Founded in the Middle Ages, it reached its peak in the 15th century. Toompea, the hill on which the old quarter stands, is a real paradise for tourists: a labyrinth of cobbled alleyways overlooked by historic buildings, imposing merchant houses, the nineteenth-century Alexander Nevsky Cathedral, the Riigikogu (the castle, now the seat of Parliament), the Toomkirik (the Lutheran cathedral founded in 1233), the museum of Estonian art, housed in an 18th-century noble residence, and the Kiek-in-de-Kök, a high and solid tower built around 1475. The beauty of the whole district prompted UNESCO to include it in its list of cultural and natural heritage.
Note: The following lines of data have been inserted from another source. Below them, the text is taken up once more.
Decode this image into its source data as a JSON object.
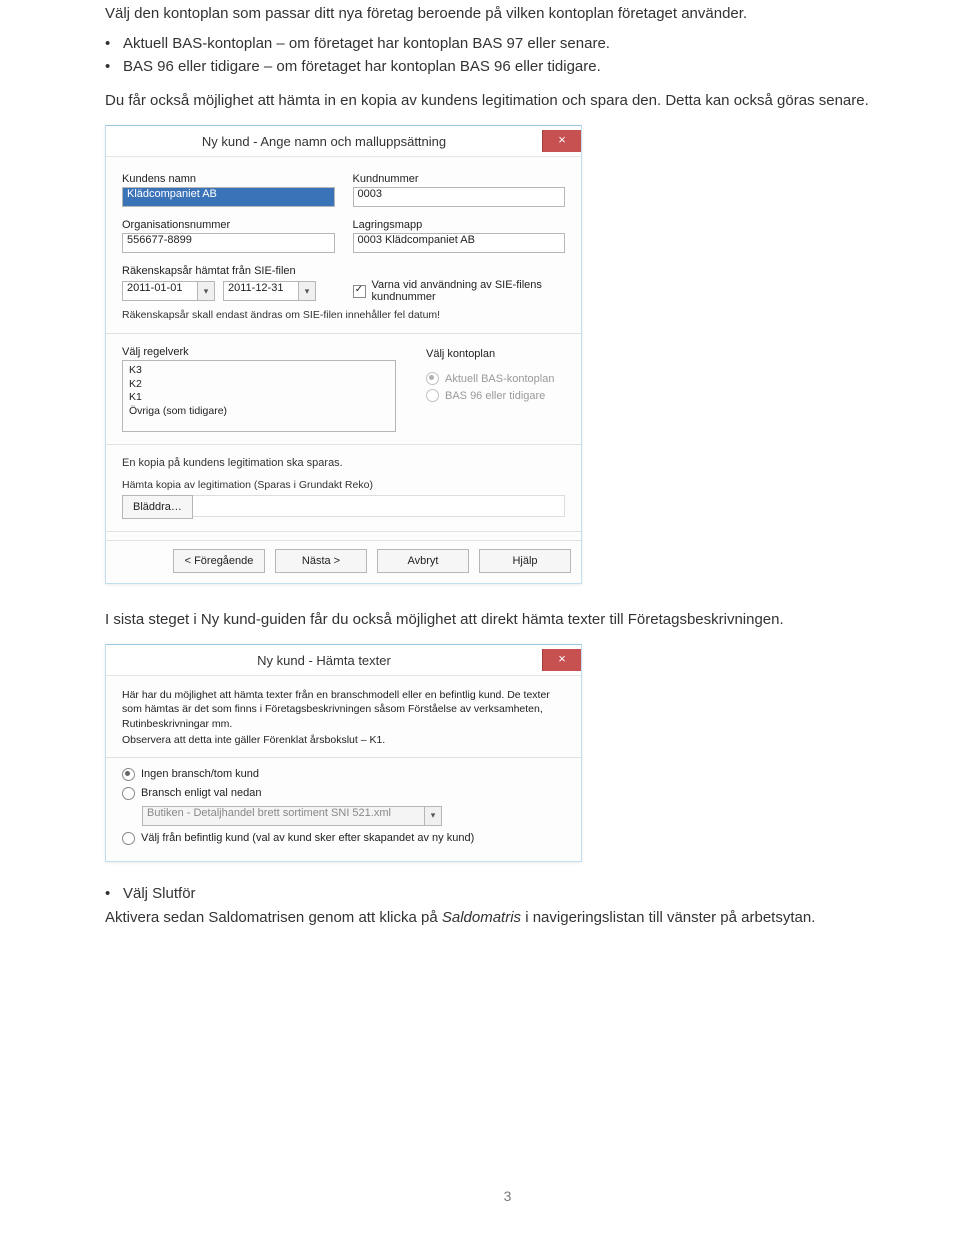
{
  "doc": {
    "intro": "Välj den kontoplan som passar ditt nya företag beroende på vilken kontoplan företaget använder.",
    "bullet1": "Aktuell BAS-kontoplan – om företaget har kontoplan BAS 97 eller senare.",
    "bullet2": "BAS 96 eller tidigare – om företaget har kontoplan BAS 96 eller tidigare.",
    "para2": "Du får också möjlighet att hämta in en kopia av kundens legitimation och spara den. Detta kan också göras senare.",
    "mid_para": "I sista steget i Ny kund-guiden får du också möjlighet att direkt hämta texter till Företagsbeskrivningen.",
    "bullet3": "Välj Slutför",
    "end_para_a": "Aktivera sedan Saldomatrisen genom att klicka på ",
    "end_para_b": "Saldomatris",
    "end_para_c": " i navigeringslistan till vänster på arbetsytan.",
    "page_number": "3"
  },
  "dlg1": {
    "title": "Ny kund - Ange namn och malluppsättning",
    "kundens_namn_label": "Kundens namn",
    "kundens_namn_value": "Klädcompaniet AB",
    "kundnummer_label": "Kundnummer",
    "kundnummer_value": "0003",
    "orgnr_label": "Organisationsnummer",
    "orgnr_value": "556677-8899",
    "lagringsmapp_label": "Lagringsmapp",
    "lagringsmapp_value": "0003 Klädcompaniet AB",
    "sie_label": "Räkenskapsår hämtat från SIE-filen",
    "date_from": "2011-01-01",
    "date_to": "2011-12-31",
    "warn_label": "Varna vid användning av SIE-filens kundnummer",
    "sie_note": "Räkenskapsår skall endast ändras om SIE-filen innehåller fel datum!",
    "regelverk_label": "Välj regelverk",
    "kontoplan_label": "Välj kontoplan",
    "regelverk_items": [
      "K3",
      "K2",
      "K1",
      "Övriga (som tidigare)"
    ],
    "radio_aktuell": "Aktuell BAS-kontoplan",
    "radio_bas96": "BAS 96 eller tidigare",
    "legit_header": "En kopia på kundens legitimation ska sparas.",
    "legit_sub": "Hämta kopia av legitimation (Sparas i Grundakt Reko)",
    "bladdra": "Bläddra…",
    "btn_prev": "< Föregående",
    "btn_next": "Nästa >",
    "btn_cancel": "Avbryt",
    "btn_help": "Hjälp"
  },
  "dlg2": {
    "title": "Ny kund - Hämta texter",
    "p1": "Här har du möjlighet att hämta texter från en branschmodell eller en befintlig kund. De texter som hämtas är det som finns i Företagsbeskrivningen såsom Förståelse av verksamheten, Rutinbeskrivningar mm.",
    "p2": "Observera att detta inte gäller Förenklat årsbokslut – K1.",
    "r1": "Ingen bransch/tom kund",
    "r2": "Bransch enligt val nedan",
    "dd": "Butiken - Detaljhandel brett sortiment SNI 521.xml",
    "r3": "Välj från befintlig kund (val av kund sker efter skapandet av ny kund)"
  }
}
It is located on a bay in north Estonia, on the shore of the Gulf of Finland of the Baltic Sea. It is situated 187 km (116 mi) northwest of the country’s second largest city Tartu, however only 80 km (50 mi) south of Helsinki, Finland, also 320 km (200 mi) west of Saint Petersburg, Russia, 300 km (190 mi) north of Riga, Latvia, and 380 km (240 mi) east of Stockholm, Sweden.
The origins of Tallinn date back to the 13th century, when a castle was built there by the crusading knights of the Teutonic Order. The city was founded by the Danes in 1219 after a great battle against the Estonians in the place of an ancient Estonian fortification.